On a lesser scale, the reformation of Travis Barker and Tim Armstrong's The Transplants looks set to happen in 2010. Although Diamonds and Guns has been locked in an underground basement and continually raped by shampoo adverts for the past few years it's still one of the catchiest tunes I've ever come across; I'm interested to see what these boys come up with next.

But all this pales in comparison to the big release of the year. Ladies, gentlemen and confused transgender types; spring 2010 sees the release of Roses & Thorns, the autobiography of the one and only Poison frontman, Brett Michaels. Cannot fucking wait.

And now to Norwich. If you've never been to Norwich, you're missing out on, um, some stuff. Lots of churches and a pub for every day of the year if my memory serves me correctly. Norwich was also the birthplace of the greatest band that never was: Massive Towbar. Massive Towbar was a project conceived by me and Big Mearz, the most Norfolk man in history. Our aim was to combine our favourite styles of the time into one conceptual powerhouse of punk and metal, with inspiration ranging from Cradle of Filth to Pist.On to NOFX. Unfortunately, he played bass, I played drums, and we never actually played together once but alas, the legend of Massive Towbar remains strong. My (somewhat tenuous) point is, Norwich creates some fucking brutal musicians. I've been digging into the new Annotations Of An Autopsy album for MetalasFuck and II: The Reign Of Darkness is kicking off the new year in the most horribly brutal of ways. It is, without exception, one of the heaviest albums I've come across and the best thing is, it's from these hallowed shores, particularly from the oft-maligned East Anglian region.

The British death metal scene has been a bit lacklustre of late but we're starting to produce some serious noisemakers who are causing trouble all over the place. Trigger The Bloodshed and Malefice both produced albums that hit my 2009 top 10, and AOAA have impressed the UK's music press with their latest outing. It's good to see bands from towns and cities we all know and love taking brutality to a new level. Despite not being particularly patriotic, I do get a smile on my face and a pang of pride when people from overseas read my reviews, listen to the albums and go "fuck this is heavy!".

On a final note, am I the only person who still buys CDs? Am I the only one who likes reading sleevenotes and lyrics nowadays? Does a download version of Judas Priest's British Steel have the same impact as the razor blade-adorned 12-inch or CD?

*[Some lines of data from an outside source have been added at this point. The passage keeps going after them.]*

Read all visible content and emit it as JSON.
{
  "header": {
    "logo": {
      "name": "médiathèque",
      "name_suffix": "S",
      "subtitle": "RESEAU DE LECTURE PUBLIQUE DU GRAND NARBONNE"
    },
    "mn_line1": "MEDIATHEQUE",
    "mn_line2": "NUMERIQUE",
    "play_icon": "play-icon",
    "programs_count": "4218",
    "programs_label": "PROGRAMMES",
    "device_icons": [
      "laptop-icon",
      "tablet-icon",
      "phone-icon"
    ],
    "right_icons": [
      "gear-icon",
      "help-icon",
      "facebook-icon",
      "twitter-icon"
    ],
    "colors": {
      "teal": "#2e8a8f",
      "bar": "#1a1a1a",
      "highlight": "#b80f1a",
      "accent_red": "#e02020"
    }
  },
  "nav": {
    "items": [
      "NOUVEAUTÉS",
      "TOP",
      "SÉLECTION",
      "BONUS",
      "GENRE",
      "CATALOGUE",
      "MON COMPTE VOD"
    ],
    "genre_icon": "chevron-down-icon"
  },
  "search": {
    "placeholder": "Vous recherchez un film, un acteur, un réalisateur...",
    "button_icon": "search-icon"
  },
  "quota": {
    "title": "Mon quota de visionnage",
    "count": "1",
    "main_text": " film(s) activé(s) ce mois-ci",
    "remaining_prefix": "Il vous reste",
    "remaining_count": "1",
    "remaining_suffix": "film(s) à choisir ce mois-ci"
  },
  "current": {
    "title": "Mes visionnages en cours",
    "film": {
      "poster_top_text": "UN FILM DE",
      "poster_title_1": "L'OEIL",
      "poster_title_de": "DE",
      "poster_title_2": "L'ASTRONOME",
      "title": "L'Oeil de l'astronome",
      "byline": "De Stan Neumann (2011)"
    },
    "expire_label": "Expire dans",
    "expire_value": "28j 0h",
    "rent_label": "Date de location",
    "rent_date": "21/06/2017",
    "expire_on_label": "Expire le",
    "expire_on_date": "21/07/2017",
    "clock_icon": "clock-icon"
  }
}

Until next time,


1 comment:

Rhi said...

Norwich. Ah-haa! Deaf metal and Alan Partridge. Fine bedfellows.